** ENTRIES SUPPLIED follows **

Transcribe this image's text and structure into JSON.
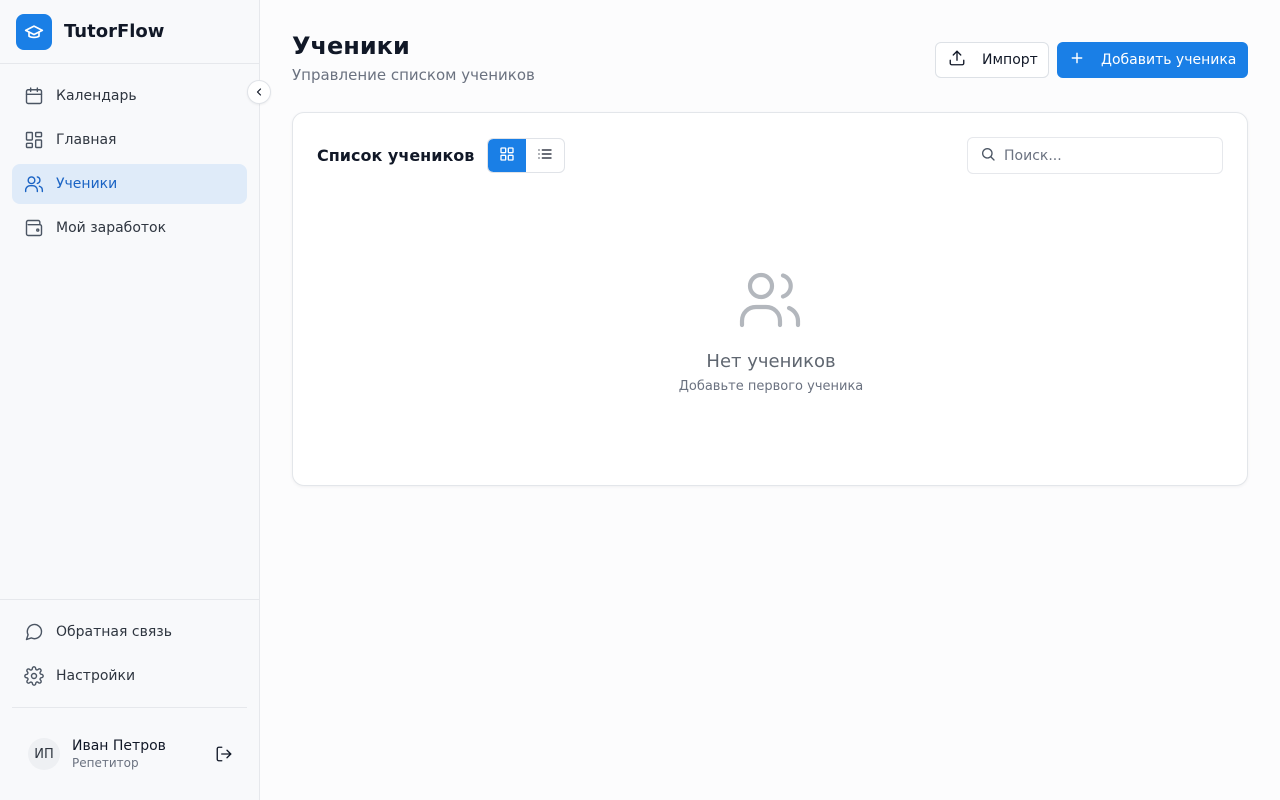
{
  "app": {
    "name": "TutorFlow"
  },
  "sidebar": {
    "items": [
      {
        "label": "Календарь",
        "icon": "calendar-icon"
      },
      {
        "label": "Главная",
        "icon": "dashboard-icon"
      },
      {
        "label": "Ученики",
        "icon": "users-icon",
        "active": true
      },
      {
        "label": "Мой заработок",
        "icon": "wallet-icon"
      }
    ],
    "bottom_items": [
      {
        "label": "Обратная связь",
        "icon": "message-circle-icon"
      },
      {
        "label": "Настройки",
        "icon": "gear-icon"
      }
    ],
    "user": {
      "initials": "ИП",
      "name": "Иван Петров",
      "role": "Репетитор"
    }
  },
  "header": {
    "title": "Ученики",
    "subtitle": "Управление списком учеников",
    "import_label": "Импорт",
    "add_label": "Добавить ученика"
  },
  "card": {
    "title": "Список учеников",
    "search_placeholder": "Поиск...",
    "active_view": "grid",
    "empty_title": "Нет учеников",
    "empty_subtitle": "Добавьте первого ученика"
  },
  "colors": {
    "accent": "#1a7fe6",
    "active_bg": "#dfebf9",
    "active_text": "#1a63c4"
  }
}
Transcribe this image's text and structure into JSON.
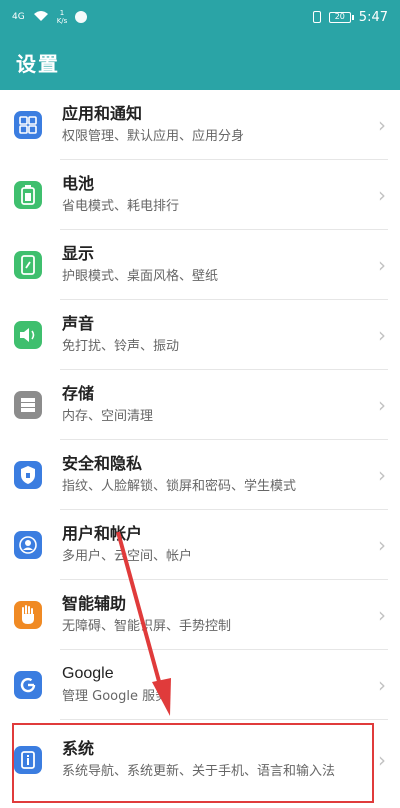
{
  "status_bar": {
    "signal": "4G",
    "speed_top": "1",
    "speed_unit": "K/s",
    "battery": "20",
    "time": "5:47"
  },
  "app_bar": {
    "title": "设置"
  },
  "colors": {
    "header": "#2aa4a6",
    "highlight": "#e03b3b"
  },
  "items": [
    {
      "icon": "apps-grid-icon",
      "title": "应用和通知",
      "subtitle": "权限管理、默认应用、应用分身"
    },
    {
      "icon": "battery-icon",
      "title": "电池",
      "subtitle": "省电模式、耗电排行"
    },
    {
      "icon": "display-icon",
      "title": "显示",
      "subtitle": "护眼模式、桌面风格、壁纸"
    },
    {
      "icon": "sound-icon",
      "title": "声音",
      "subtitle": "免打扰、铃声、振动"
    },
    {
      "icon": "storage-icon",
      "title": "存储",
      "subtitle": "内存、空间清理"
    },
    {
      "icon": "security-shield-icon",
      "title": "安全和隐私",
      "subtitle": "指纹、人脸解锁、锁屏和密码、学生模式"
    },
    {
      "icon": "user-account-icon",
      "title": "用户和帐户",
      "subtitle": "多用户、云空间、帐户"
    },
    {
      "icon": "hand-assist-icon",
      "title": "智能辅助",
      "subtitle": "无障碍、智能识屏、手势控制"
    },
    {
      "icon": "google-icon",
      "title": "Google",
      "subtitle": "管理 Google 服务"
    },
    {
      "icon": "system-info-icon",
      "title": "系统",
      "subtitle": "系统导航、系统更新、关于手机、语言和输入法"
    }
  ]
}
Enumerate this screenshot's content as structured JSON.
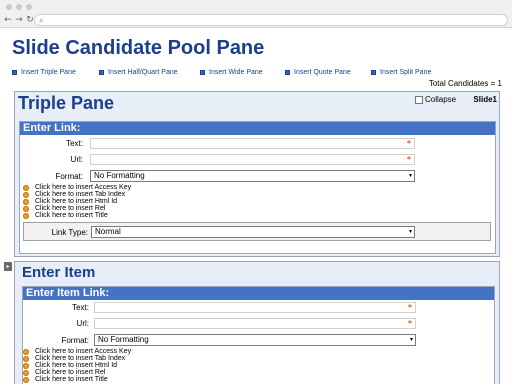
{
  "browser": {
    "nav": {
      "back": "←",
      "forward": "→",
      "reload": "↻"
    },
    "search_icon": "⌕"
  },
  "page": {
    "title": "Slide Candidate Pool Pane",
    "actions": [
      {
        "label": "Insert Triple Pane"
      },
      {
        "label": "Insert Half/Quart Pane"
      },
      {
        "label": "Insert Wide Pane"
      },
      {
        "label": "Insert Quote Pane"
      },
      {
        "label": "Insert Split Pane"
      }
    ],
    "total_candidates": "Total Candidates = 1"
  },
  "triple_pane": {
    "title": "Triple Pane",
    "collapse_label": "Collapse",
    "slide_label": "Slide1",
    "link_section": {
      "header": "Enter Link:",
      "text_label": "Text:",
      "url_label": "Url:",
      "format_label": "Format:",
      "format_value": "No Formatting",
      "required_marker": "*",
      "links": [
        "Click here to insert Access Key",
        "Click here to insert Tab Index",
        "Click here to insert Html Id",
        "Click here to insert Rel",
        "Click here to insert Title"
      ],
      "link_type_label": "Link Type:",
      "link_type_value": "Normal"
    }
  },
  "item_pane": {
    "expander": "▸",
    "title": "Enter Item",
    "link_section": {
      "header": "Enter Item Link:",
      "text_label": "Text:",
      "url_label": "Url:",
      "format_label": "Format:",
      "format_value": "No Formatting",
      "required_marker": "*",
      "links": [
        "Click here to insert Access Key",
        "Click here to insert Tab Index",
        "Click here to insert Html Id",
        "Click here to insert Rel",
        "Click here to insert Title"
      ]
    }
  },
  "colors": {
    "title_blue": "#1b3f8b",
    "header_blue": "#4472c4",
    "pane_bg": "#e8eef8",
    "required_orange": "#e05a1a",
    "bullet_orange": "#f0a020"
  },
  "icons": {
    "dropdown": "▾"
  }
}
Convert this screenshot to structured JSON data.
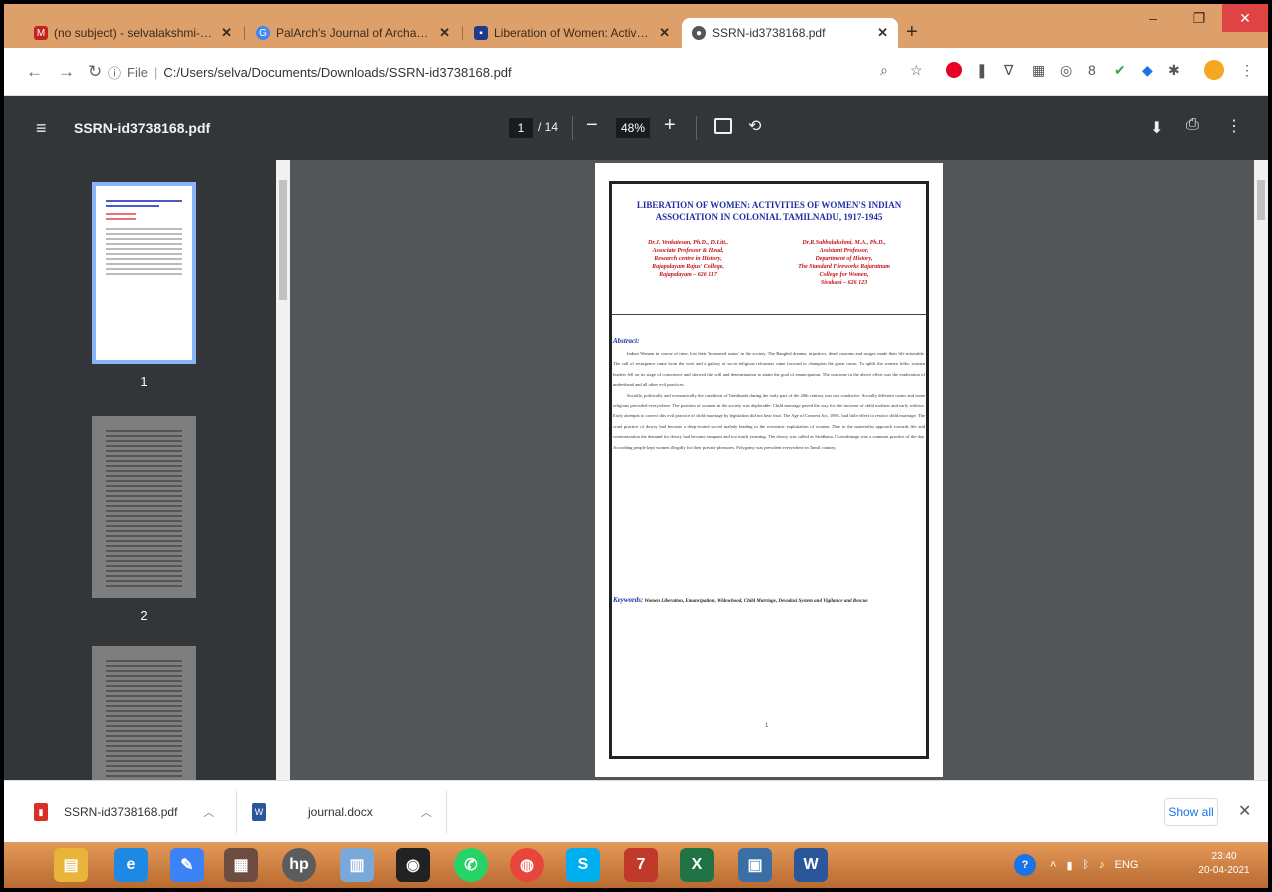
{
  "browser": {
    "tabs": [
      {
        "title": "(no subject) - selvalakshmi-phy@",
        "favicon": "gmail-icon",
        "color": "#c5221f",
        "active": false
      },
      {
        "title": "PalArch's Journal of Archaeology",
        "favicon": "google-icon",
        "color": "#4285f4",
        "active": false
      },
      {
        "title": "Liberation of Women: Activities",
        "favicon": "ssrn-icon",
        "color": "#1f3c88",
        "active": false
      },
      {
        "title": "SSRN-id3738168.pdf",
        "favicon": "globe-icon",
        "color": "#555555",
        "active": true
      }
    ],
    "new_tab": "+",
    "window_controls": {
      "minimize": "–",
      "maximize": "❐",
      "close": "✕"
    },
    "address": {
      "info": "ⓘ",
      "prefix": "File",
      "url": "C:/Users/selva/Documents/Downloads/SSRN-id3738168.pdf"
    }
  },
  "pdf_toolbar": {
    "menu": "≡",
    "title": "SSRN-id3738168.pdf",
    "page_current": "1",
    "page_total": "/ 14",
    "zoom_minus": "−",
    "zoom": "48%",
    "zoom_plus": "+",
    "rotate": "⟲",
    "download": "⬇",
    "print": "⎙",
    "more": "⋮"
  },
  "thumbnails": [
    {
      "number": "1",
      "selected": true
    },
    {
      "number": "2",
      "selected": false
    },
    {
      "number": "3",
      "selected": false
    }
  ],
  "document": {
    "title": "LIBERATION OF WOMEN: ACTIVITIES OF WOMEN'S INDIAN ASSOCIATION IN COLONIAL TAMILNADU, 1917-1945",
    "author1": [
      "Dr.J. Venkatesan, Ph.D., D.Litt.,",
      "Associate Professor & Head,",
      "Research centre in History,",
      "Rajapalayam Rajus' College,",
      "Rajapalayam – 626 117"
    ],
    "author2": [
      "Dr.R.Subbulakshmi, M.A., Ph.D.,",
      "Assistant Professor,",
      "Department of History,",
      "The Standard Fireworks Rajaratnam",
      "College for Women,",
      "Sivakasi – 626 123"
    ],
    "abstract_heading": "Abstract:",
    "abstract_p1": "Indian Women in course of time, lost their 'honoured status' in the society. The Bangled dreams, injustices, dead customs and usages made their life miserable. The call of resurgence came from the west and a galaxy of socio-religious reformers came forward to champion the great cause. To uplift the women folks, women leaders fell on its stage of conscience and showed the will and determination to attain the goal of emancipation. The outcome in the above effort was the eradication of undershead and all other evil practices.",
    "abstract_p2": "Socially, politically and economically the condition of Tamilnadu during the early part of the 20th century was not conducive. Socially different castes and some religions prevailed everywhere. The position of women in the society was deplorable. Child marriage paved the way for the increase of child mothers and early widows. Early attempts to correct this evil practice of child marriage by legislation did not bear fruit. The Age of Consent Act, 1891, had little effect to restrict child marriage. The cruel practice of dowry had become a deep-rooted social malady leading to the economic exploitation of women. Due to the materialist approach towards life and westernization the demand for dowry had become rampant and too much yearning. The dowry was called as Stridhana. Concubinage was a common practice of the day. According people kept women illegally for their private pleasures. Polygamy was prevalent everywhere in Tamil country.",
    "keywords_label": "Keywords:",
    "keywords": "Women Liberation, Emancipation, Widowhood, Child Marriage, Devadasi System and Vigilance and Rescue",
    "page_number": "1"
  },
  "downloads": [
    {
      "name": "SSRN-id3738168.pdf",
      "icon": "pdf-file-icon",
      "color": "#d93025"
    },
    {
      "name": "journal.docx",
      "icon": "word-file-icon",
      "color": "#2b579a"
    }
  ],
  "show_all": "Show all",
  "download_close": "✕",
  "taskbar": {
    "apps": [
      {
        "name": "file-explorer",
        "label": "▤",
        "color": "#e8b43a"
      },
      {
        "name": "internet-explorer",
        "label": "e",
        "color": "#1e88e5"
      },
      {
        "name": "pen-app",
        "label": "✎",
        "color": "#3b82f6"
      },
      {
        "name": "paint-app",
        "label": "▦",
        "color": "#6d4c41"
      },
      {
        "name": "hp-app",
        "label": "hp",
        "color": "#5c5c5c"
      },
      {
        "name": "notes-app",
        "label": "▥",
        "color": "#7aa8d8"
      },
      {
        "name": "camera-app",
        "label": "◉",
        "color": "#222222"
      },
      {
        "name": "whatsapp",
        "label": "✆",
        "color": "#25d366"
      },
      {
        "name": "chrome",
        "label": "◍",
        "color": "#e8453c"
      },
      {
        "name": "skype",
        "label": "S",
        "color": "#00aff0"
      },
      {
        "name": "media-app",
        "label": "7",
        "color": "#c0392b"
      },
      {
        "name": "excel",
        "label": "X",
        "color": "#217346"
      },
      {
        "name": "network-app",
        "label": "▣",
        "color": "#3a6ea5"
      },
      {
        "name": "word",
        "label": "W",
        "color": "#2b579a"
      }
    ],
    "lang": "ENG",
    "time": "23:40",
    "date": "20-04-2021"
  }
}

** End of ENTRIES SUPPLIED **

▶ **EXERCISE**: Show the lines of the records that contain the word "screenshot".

▶ **EXERCISE RESULT**:
Enumerate this screenshot's content as structured JSON.
Convert this screenshot to structured JSON data.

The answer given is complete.